If you’re a “car guy” then working at a car magazine is both a blessing and curse. Why? Well, sure you get to constantly go to car events, often for free, but the catch is that you have to work while everyone else enjoys the action. This is especially tough at driving events and races, since being a part of the action is markedly more exciting than taking pictures of said action. Now don’t get me wrong, I love my job and consider myself one lucky hombre, but wheeling my car through some cones or down a dragstrip is always my first choice. Unfortunately, it’s difficult to enter your car into an event and also do a good job covering said event. Of course, my situation was made easier since, for the last year or two, I didn’t have a car ready to run hard.
That changed shortly before the Holley LS Fest West when I finally stole enough time to get my 1971 Chevelle wagon sorted out enough to hit a track. Yeah, it’s not a race ready Camaro, but for a two-ton, four-door Chevy it’s surprisingly nimble. Of course, I still had an event to cover, so I juggled some numbers and hired Gregg Blundell to help me shoot some pictures of all the Holley LS Fest West action. This effectively let me play hooky and run my car in the event just like any other gearhead, and it was awesome! Yeah, when you’re “driving” a camera all day instead of a car you get to chat up your friends who are driving, but it’s different when you’re part of the event, a lot different. There’s a whole other level of comradery when you’re “one of the drivers” at an event and it reminded me what I love so much about all of this; namely hanging out with others who share a passion for beating the snot out of our cars.
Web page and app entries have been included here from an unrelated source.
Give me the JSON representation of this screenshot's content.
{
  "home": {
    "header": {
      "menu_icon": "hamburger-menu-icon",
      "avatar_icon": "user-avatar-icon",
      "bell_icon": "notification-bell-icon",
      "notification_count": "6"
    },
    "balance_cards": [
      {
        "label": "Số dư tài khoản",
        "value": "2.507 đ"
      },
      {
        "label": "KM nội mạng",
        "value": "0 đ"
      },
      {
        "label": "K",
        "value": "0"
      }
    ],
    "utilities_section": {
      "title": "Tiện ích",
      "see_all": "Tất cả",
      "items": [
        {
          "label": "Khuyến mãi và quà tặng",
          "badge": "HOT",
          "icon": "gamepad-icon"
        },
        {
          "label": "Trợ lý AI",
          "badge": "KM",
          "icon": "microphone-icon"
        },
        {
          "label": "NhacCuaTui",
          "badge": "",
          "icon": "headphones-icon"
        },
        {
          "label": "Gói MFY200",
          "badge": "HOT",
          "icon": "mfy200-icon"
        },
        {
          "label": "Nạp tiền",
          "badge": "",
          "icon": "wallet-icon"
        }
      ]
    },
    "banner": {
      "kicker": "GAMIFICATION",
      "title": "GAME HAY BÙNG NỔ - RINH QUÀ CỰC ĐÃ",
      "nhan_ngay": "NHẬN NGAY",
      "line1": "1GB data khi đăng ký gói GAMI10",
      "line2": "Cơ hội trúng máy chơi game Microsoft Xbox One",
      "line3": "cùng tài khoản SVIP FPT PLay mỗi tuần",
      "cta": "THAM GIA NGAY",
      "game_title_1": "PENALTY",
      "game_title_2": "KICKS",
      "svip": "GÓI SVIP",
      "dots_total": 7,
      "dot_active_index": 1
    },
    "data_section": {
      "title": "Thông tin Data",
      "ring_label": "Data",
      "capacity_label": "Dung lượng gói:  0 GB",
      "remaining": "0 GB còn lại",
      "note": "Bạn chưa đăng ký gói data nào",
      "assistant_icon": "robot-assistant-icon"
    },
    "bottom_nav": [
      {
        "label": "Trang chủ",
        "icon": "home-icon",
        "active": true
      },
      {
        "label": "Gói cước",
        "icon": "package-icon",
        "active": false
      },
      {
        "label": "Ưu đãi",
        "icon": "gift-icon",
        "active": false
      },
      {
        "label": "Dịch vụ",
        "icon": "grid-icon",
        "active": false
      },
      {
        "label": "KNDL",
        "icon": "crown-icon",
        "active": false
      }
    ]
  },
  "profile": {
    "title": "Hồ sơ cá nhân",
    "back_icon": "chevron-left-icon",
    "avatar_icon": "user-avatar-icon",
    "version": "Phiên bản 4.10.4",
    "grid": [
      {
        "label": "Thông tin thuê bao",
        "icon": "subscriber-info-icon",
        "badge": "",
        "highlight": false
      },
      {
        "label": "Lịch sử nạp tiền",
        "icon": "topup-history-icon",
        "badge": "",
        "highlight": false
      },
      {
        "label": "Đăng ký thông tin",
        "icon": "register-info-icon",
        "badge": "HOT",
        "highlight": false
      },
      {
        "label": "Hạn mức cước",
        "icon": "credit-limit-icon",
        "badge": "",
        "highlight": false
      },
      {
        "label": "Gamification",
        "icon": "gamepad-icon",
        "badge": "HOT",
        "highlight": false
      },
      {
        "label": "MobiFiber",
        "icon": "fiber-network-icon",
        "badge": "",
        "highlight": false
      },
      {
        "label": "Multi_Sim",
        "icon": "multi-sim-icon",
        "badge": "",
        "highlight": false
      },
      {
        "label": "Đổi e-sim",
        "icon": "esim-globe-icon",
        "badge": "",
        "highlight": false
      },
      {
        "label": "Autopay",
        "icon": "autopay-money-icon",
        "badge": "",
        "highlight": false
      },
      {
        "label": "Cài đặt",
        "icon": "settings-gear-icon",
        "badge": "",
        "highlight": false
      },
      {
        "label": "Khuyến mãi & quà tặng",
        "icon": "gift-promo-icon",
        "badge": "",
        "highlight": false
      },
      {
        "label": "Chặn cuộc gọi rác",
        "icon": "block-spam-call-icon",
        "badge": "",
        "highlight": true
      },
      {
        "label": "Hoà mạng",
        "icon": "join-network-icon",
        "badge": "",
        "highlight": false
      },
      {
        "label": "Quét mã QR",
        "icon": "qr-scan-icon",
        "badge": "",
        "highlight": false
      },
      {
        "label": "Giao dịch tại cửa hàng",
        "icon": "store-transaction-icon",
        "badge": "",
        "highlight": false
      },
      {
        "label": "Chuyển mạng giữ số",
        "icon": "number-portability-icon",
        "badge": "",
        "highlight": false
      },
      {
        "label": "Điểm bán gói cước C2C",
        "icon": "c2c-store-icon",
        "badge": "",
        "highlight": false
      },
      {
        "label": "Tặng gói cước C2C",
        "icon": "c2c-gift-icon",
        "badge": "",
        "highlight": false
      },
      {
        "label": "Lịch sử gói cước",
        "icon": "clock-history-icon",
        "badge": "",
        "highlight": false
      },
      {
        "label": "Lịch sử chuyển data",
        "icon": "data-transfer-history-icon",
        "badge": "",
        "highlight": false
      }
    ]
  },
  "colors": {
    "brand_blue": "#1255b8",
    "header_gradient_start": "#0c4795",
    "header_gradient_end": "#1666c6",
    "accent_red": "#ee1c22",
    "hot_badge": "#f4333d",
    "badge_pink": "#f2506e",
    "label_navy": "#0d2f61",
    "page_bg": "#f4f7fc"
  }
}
So, what’s the moral of this story? Get involved. If you have a Chevy get it out there to the track, or even the show, and stop being a spectator. But I have to warn you, once you’re part of the action instead of just checking it out it’s really hard to go back to being a static part of the background scenery.